You may have seen the James Bond movie with Dr. No.  Well, Dr. No is real and you will likely have one affiliated with your company or at least in a prospective partnering company.  Dr. No as the name implies is always the one that finds ways to complicate everything and finds it easier to say NO.  It is difficult to deal with these types of negative people and in many cases the best way to handle them is to just go around them.

Gus Levy recently was quoted as saying “Don't Tell Me What I Can't Do; Tell Me What I Can Do.”  This is not the first time I have heard this quote.  I first heard the quote from a Board Member about 10 years ago.  He was quoting a billionaire dealing with his legal counsel.   The quote stuck and has always been something I consider when finding situations reaching an impasse.

Another way of looking at the situation is what alternatives will allow for getting past the Dr. No in your crowd.  How many routes can you find to get over the hurdle that is blocking your path?  There are usually alternate paths that will lead you to achieving goals that seem to be out of reach.    There has to be a way to convince any Dr. No in order to make progress or you must learn how to go around them.

The stick-to-it attitude and innovative approaches generally help to move past the barriers.  Barriers always exist, but finding ways around or over them is not always so easy.  A few ideas of seeking your resolutions are below:

Change the question - You just showed legal counsel something and were told you cannot do what was anticipated. This happens many times.  Have them innovate to solve the problem. Change the question to “HOW CAN I MAKE THIS HAPPEN? “   

Collaborating - The other side has a negative person on the team that never sees anything but the bad.  Try to get others on the other side involved in the discussions.  Ask what it may take to help convince Dr. No to be an advocate of collaborating. Perhaps, you can convince Dr. No to identify ways to improve the deal and become a Dr. Yes. 

Team Members - There will most likely be someone on your team that believes an idea is not going to work.  Perhaps that member will even try to kill the project.  Working closely with the negative person and getting them engaged might help to change the project to one that everyone will support.  An alternative is to assign that person to a different project and eliminate them from the team.

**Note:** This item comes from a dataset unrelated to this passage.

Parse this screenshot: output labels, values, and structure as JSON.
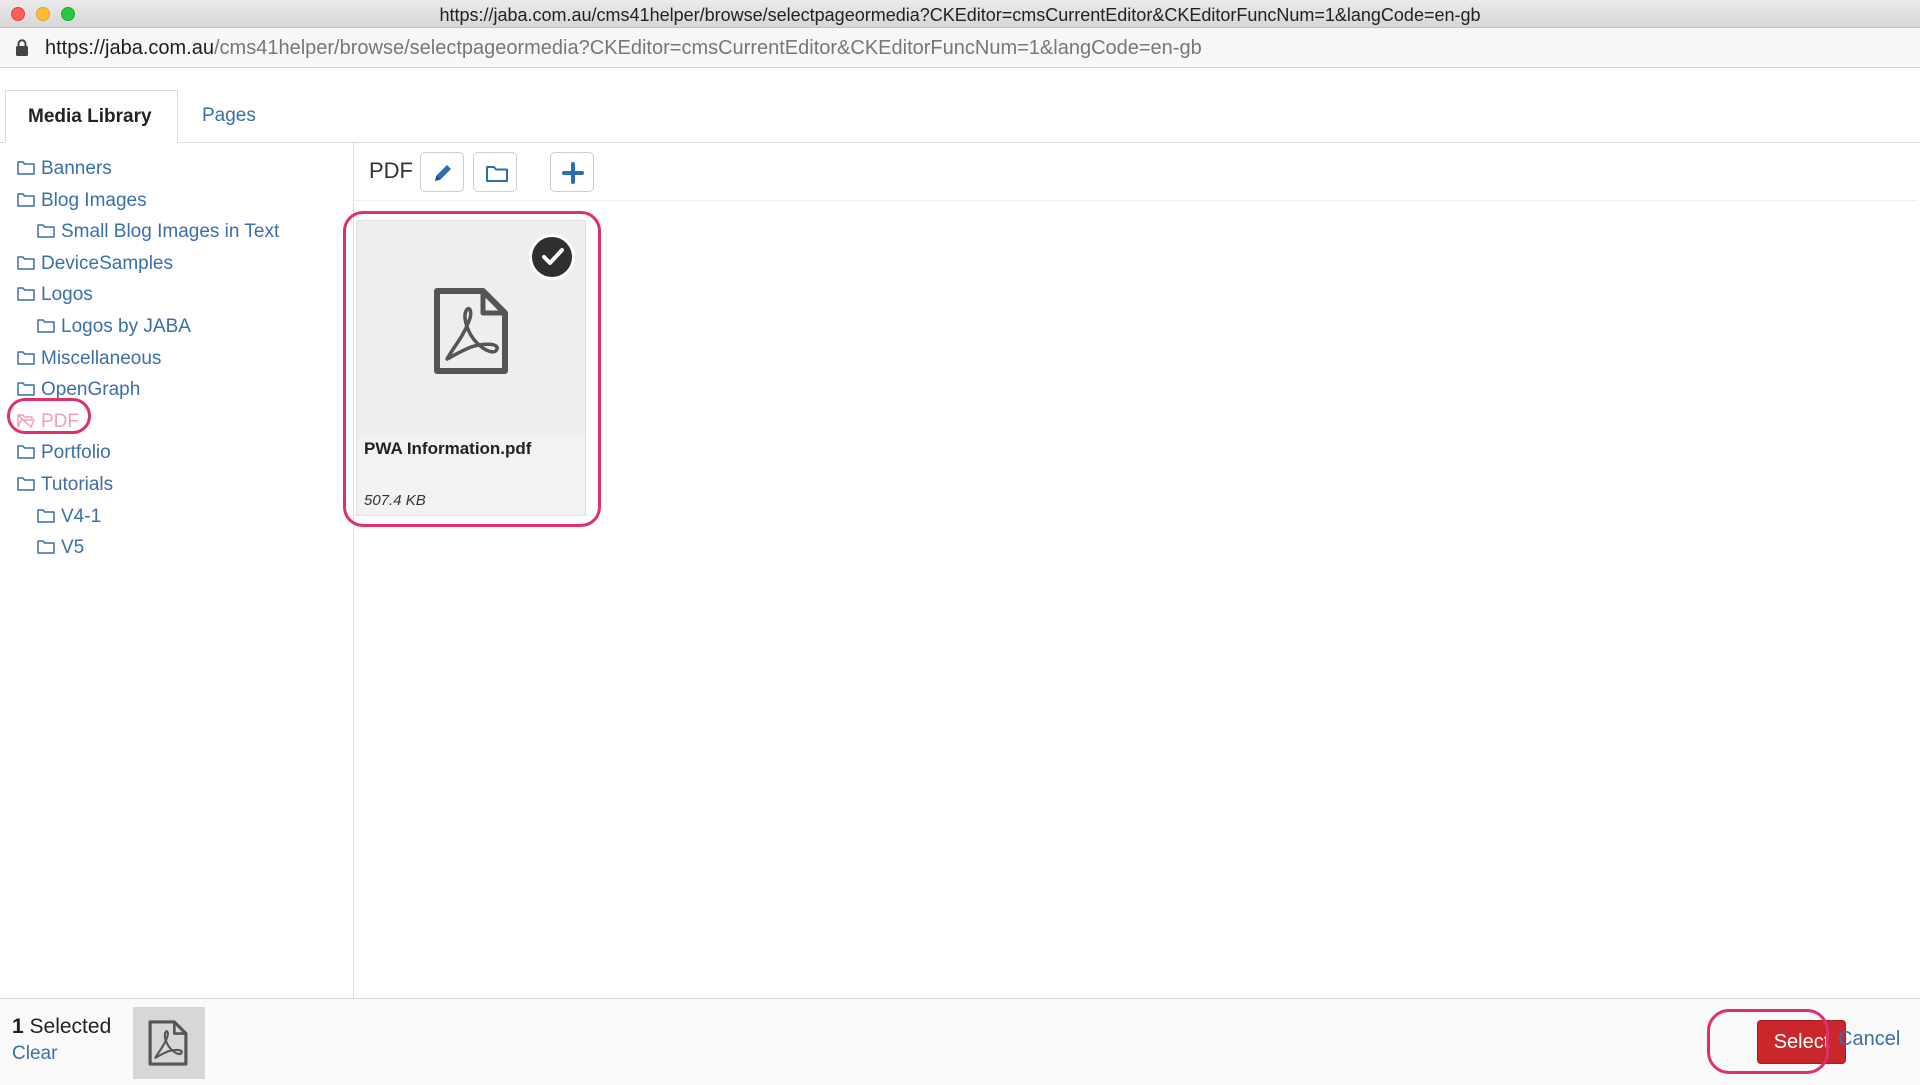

Remember, your job is to develop unity and enthusiasm needed to accomplish what needs to be done.  Meeting Dr. No is almost a certainty.  Make sure there are no real reasons that make Dr. No correct for being negative.  Try to develop skills that will help you turn Dr. No into a Dr. Yes.  You will find your life to be much more pleasurable and more successful. 

Taffy Williams is the author of:  Think Agile:  How Smart Entrepreneurs Adapt in Order to Succeed to via Amazon